Nevertheless, Deandra’s experience was not isolated, and over the course of the past several semesters, several other students have reported incidences of clashing diagnosis between their home providers and the Health Center.

Current junior Mackenzie*, for instance, was affected by the same policy as Deandra preceding her own first year orientation. Mackenzie was contacted about her BMI and was similarly required to attend weekly meetings with the nutritionist for the entirety of her freshman year.

“The day before we left [for COOT] they [the professionals at the Health Center] sent me an email saying that I couldn’t go on this COOT trip because my BMI was too low,” Mackenzie said in a recent interview with the Echo. “So that was super upsetting because I was super pumped.”

Mackenzie was switched to a less strenuous COOT and went to Garrison-Foster for an appointment upon returning to campus. “I had to meet with Nurse Practitioners, and there were some questionable things that she said that rubbed me the wrong way like, ‘we think you have an eating disorder and we think you should be sent home.’”

In addition, Mackenzie reported being told by Health Center professionals that “‘people with your BMI are usually in bed and fed through an IV,’” and, “‘we think you should go to an eating disorder facility and get treatment.’”
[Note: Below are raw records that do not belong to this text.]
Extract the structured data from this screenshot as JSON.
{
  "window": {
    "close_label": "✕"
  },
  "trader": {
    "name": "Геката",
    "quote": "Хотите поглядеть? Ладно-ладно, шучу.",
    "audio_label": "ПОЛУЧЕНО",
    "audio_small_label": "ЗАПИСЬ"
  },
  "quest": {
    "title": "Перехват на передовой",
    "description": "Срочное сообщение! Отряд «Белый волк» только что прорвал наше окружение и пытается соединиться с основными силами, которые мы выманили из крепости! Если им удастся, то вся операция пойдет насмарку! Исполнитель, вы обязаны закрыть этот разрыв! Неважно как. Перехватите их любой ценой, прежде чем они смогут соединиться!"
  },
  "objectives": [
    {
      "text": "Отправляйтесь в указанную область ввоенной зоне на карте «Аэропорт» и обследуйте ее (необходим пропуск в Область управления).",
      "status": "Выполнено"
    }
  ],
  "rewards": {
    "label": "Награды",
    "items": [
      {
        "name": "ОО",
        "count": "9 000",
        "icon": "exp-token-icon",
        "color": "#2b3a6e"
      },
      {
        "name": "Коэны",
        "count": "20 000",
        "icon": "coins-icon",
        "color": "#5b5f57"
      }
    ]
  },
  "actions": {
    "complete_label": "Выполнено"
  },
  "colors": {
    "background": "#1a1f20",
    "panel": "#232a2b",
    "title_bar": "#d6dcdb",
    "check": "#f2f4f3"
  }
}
Mackenzie said that this experience has affected her entire relationship with the Health Center. “It was frustrating that I didn’t get to speak to them and tell my part of the story,” Mackenzie said. “It makes me kind of uncomfortable when I see people I dealt with, like the Director of the Health Center, who was really nice, but just having to go through that negative experience when I see them on campus…it deters me a little bit to go to the Health Center.”

Deandra similarly felt that her voice was not heard by Health Center professionals, who continued with their initial instinct instead of adapting their plan of action to the circumstances at hand.

“I know that the school has to be careful because they don’t want to be liable if something happens and eating disorders are a real issue with people our age, but… it was entirely black and white, you know ’cause if your BMI is below this number you have to follow all these things.”

Despite recent critiques from students, Berkner praised the work of his employees, bringing to light the fact that Colby has been certified by the Accreditation Association for Health Care for the past 18 years, which “means that… when people from the outside look at us then they can say that…we have a way of documenting that the Health Center is providing the best care possible and are meeting what are called the best practice standards. We’re the only college health service in the state of Maine that is accredited. We’re the only one of our peer institutions [NESCAC member schools] that’s accredited… I give my staff a lot of credit for maintaining that high quality of care.”

Over the years, the Health Center has changed significantly. “When I first came here we had six inpatient beds, we were open 24/7, and we were much more of what I would call an infirmary model, so more like a mini hospital, and we have transitioned over the years more into a primary care office,” Berkner described. “I think we try really hard to improve [our service]. We try to meet students as much as we can, we try to be as available in the community as well as just seeing patients….we’d be willing to listen to other ways to do that.”